Just as Canadian enterprises start to file their financial statements in extensible business reporting language, an international consortium is reporting even greater progress in other parts of the world.
Representatives from the U.S. Securities and Exchange Commission (SEC) and other regulators are gathering in Munich, Germany this week for an annual conference focused on extensible business reporting language (XRBL), which came out of an industry consortium more than five years ago to create a standard for financial reporting. Based on extensible markup language (XML), XBRL uses metatags to more effectively share, analyze and publish information.

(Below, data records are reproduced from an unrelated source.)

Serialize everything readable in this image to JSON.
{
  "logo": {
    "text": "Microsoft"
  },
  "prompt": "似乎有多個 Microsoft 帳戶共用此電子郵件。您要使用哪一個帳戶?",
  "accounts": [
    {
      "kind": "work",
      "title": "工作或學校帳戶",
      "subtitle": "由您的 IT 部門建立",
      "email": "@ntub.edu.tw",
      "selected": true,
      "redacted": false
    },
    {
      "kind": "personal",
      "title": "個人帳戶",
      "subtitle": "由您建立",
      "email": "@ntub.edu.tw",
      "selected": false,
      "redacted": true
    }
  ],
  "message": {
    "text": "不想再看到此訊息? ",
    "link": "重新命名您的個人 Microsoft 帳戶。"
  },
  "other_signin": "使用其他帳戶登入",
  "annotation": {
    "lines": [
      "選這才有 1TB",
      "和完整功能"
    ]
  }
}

XBRL is already gaining momentum in the United States, in part because of a mandate from the Federal Deposit Insurance Corp. (FDIC) that all banks submit call reports with it. A few years ago the Toronto Stock Exchange set the stage for Canadian adoption by publishing its year-end results using the standard. More than 40 Canadian organizations, including Royal Bank, Public Works and Government Services Canada and PricewaterhouseCoopers have joined a Canadian chapter of the XBRL consortium.

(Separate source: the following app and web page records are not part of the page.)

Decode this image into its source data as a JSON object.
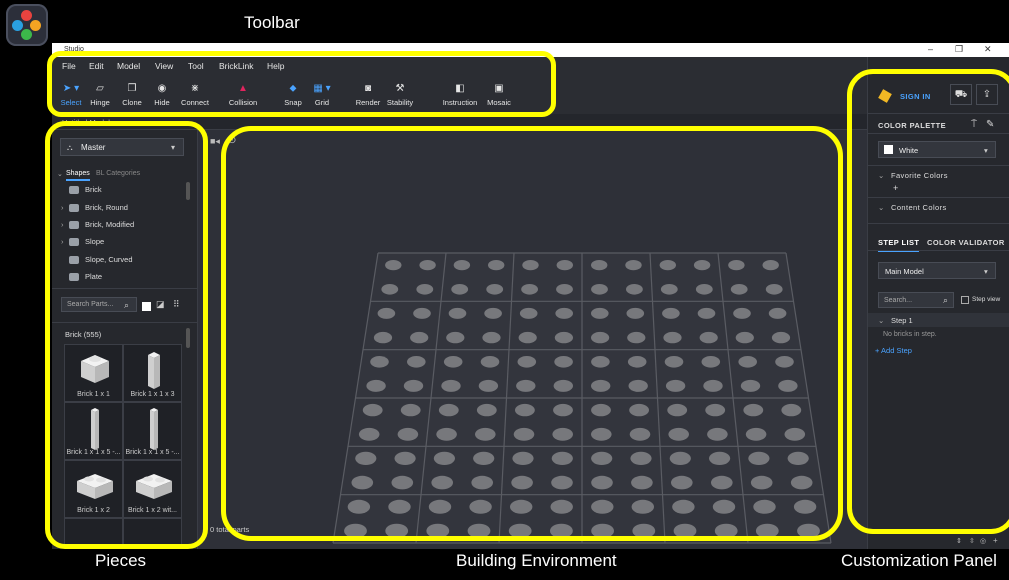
{
  "captions": {
    "toolbar": "Toolbar",
    "pieces": "Pieces",
    "building": "Building Environment",
    "customization": "Customization Panel"
  },
  "window": {
    "title": "Studio",
    "minimize": "–",
    "restore": "❐",
    "close": "✕"
  },
  "menu": [
    "File",
    "Edit",
    "Model",
    "View",
    "Tool",
    "BrickLink",
    "Help"
  ],
  "tools": {
    "select": "Select",
    "hinge": "Hinge",
    "clone": "Clone",
    "hide": "Hide",
    "connect": "Connect",
    "collision": "Collision",
    "snap": "Snap",
    "grid": "Grid",
    "render": "Render",
    "stability": "Stability",
    "instruction": "Instruction",
    "mosaic": "Mosaic"
  },
  "tab": {
    "label": "Untitled Model"
  },
  "left": {
    "master": "Master",
    "cat_shapes": "Shapes",
    "cat_bl": "BL Categories",
    "tree": [
      "Brick",
      "Brick, Round",
      "Brick, Modified",
      "Slope",
      "Slope, Curved",
      "Plate"
    ],
    "search_placeholder": "Search Parts...",
    "group": "Brick (555)",
    "parts": [
      "Brick 1 x 1",
      "Brick 1 x 1 x 3",
      "Brick 1 x 1 x 5 -...",
      "Brick 1 x 1 x 5 -...",
      "Brick 1 x 2",
      "Brick 1 x 2 wit..."
    ]
  },
  "canvas": {
    "total_parts": "0 total parts"
  },
  "right": {
    "sign_in": "SIGN IN",
    "color_palette": "COLOR PALETTE",
    "color_selected": "White",
    "favorite_colors": "Favorite Colors",
    "add_symbol": "+",
    "content_colors": "Content Colors",
    "tab_step_list": "STEP LIST",
    "tab_color_validator": "COLOR VALIDATOR",
    "model_selected": "Main Model",
    "search_placeholder": "Search...",
    "step_view": "Step view",
    "step1": "Step 1",
    "no_bricks": "No bricks in step.",
    "add_step": "+ Add Step"
  },
  "colors": {
    "highlight": "#ffff00",
    "accent_blue": "#4aa3ff",
    "collision_red": "#e0245e",
    "sign_in_gold": "#f2b824",
    "stud": "#77787c",
    "plate_line": "#5a5c63"
  }
}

In a conference call from the event in Munich, Michelle Savage, vice-president of XBRL U.S., Inc., said the government has been providing considerable funding for a project to revamp its EDGAR system used by millions of investors, analysts and reporters to better understand the financial condition of public companies worldwide. Using XBRL will eliminate a lot of the manual work done in EDGAR today, Savage said.

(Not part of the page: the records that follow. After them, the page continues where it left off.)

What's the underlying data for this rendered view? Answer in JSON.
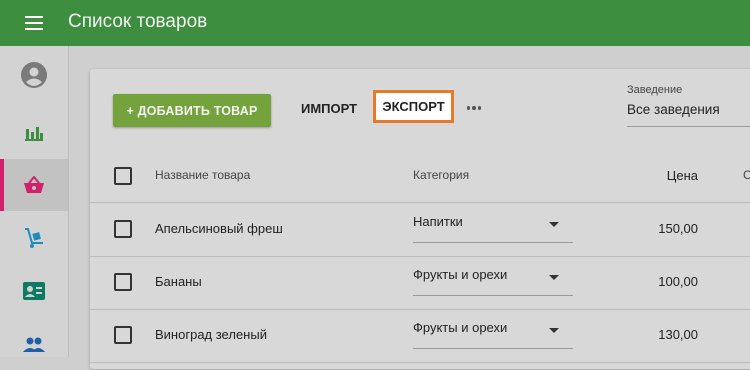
{
  "appbar": {
    "title": "Список товаров"
  },
  "sidebar": {
    "items": [
      {
        "icon": "account-icon"
      },
      {
        "icon": "bar-chart-icon"
      },
      {
        "icon": "basket-icon",
        "active": true
      },
      {
        "icon": "hand-truck-icon"
      },
      {
        "icon": "id-card-icon"
      },
      {
        "icon": "people-icon"
      }
    ]
  },
  "toolbar": {
    "add_label": "+ ДОБАВИТЬ ТОВАР",
    "import_label": "ИМПОРТ",
    "export_label": "ЭКСПОРТ"
  },
  "venue": {
    "label": "Заведение",
    "value": "Все заведения"
  },
  "table": {
    "headers": {
      "name": "Название товара",
      "category": "Категория",
      "price": "Цена",
      "extra": "С"
    },
    "rows": [
      {
        "name": "Апельсиновый фреш",
        "category": "Напитки",
        "price": "150,00"
      },
      {
        "name": "Бананы",
        "category": "Фрукты и орехи",
        "price": "100,00"
      },
      {
        "name": "Виноград зеленый",
        "category": "Фрукты и орехи",
        "price": "130,00"
      }
    ]
  },
  "colors": {
    "appbar": "#3e8e3f",
    "add_button": "#74a33e",
    "export_highlight": "#e8792b",
    "active_accent": "#d0206a"
  }
}
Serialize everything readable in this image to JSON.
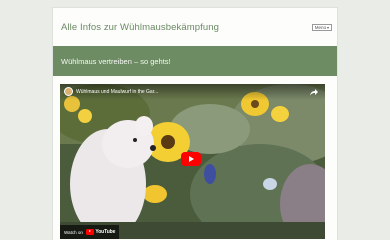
{
  "header": {
    "site_title": "Alle Infos zur Wühlmausbekämpfung",
    "menu_label": "Menü"
  },
  "banner": {
    "page_heading": "Wühlmaus vertreiben – so gehts!"
  },
  "video": {
    "title": "Wühlmaus und Maulwurf in the Gar...",
    "watch_on_label": "Watch on",
    "platform_name": "YouTube",
    "accent_color": "#ff0000"
  },
  "colors": {
    "brand_green": "#6d8c63",
    "page_background": "#e9ece7"
  }
}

“The end result is that database will become an interactive system,” she said. “It will become much more useful for investors.”
A second funding project is to build out taxonomies – a sort of dictionary of accounting terms – so that every company can file primary financial statements in XBRL.
Brigitte Lippmann, co-lead of an SEC task force that’s looking at new ways to tag financial data, said the regulator has held three roundtables so far to educate people in the financial market and assess the needs and desires of investors and analysts regarding the language. It has also created an XBRL “viewer,” at SEC.gov that allows anyone to look at XBRL data, which is usually only processed by machines, human-readable formats.
“It will offer graphing and other things like that,” she said. “We’re really hoping the software marketplace uses that and builds upon it.” Gerald Trites, project director for XBRL Canada, told ComputerWorld Canada the Canadian Securities Administrators (CSA) launched a voluntary filing program last month and has held information sessions on how to get started. He said the CSA is also going to update SEDAR, Canada’s filing system, to accommodate XBRL.
“The SEC in the U.S. has been running a voluntary program for about a year and a half now. Our program is somewhat similar to theirs. They’ve been putting an awful lot of effort in the U.S.,” he said. “We’re moving from end reports and quarterly reports to reporting on the Web sites.” Mike Bartell, the FDIC’s CIO, said since it began mandating XBRL, 100 per cent of bank filings met the requirements for mathematical quality, compared to only about 70 per cent of the data in the previous system. Banks are also filing in hours rather than weeks later.
“It’s been much easier to use,” he said, adding that analysts can cover 20 per cent more banks than they could before. “As an organization where staffing is static if not shrinking, that’s huge for us.”